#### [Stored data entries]
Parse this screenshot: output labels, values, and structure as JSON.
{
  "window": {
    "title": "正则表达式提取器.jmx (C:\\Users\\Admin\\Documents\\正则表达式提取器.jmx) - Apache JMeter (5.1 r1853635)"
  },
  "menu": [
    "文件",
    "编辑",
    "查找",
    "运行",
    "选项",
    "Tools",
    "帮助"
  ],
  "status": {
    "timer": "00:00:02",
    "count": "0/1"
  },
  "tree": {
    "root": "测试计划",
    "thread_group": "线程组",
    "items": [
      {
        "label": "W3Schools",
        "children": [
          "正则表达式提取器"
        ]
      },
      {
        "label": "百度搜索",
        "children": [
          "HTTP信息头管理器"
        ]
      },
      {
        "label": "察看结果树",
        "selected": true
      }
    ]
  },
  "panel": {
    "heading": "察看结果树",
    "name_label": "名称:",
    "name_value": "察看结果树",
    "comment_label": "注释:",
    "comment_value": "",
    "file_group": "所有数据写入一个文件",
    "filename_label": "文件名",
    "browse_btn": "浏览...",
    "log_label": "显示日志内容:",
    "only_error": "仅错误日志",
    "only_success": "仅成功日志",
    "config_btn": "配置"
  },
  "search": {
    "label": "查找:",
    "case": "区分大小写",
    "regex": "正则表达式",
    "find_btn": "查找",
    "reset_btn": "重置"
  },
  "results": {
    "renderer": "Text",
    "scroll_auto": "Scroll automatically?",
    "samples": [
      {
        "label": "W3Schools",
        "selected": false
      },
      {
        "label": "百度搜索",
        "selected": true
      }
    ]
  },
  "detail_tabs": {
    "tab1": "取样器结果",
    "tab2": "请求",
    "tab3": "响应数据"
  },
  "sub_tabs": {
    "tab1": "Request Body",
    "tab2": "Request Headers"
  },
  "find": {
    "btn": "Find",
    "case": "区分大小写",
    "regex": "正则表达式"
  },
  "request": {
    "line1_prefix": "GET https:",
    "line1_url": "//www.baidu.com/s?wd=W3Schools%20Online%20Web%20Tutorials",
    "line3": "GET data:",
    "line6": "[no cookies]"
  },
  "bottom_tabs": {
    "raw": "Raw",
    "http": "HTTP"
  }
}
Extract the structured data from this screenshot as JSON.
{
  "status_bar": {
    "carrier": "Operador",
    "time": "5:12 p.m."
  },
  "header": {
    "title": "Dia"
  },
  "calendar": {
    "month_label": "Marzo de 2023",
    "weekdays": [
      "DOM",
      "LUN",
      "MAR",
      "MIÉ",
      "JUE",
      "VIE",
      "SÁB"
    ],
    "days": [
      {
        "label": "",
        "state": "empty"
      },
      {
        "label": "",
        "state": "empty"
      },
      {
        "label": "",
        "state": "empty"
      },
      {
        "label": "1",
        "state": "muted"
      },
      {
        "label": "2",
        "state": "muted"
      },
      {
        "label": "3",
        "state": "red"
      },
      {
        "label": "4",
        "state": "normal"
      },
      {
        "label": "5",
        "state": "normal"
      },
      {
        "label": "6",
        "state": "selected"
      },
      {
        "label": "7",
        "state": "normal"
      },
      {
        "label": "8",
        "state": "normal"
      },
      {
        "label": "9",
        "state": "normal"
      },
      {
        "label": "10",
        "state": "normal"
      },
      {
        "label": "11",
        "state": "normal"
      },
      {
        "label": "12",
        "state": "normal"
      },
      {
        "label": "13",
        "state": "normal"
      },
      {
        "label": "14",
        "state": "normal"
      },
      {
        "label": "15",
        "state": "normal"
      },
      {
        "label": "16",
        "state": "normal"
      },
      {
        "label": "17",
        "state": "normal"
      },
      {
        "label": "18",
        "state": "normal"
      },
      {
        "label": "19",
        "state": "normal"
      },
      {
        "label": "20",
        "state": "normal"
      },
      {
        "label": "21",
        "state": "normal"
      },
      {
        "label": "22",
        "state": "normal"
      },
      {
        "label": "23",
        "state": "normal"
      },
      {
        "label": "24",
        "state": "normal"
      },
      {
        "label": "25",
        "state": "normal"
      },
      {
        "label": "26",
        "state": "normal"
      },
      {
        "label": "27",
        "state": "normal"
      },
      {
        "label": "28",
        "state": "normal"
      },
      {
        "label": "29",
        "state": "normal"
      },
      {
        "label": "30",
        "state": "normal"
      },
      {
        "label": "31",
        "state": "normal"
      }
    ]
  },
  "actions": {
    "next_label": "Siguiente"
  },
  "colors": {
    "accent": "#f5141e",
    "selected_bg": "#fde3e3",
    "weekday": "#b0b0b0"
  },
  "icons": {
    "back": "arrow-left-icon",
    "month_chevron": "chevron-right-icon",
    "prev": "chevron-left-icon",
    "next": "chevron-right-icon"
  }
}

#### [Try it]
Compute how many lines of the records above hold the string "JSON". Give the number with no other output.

#### [Answer to the exercise]
2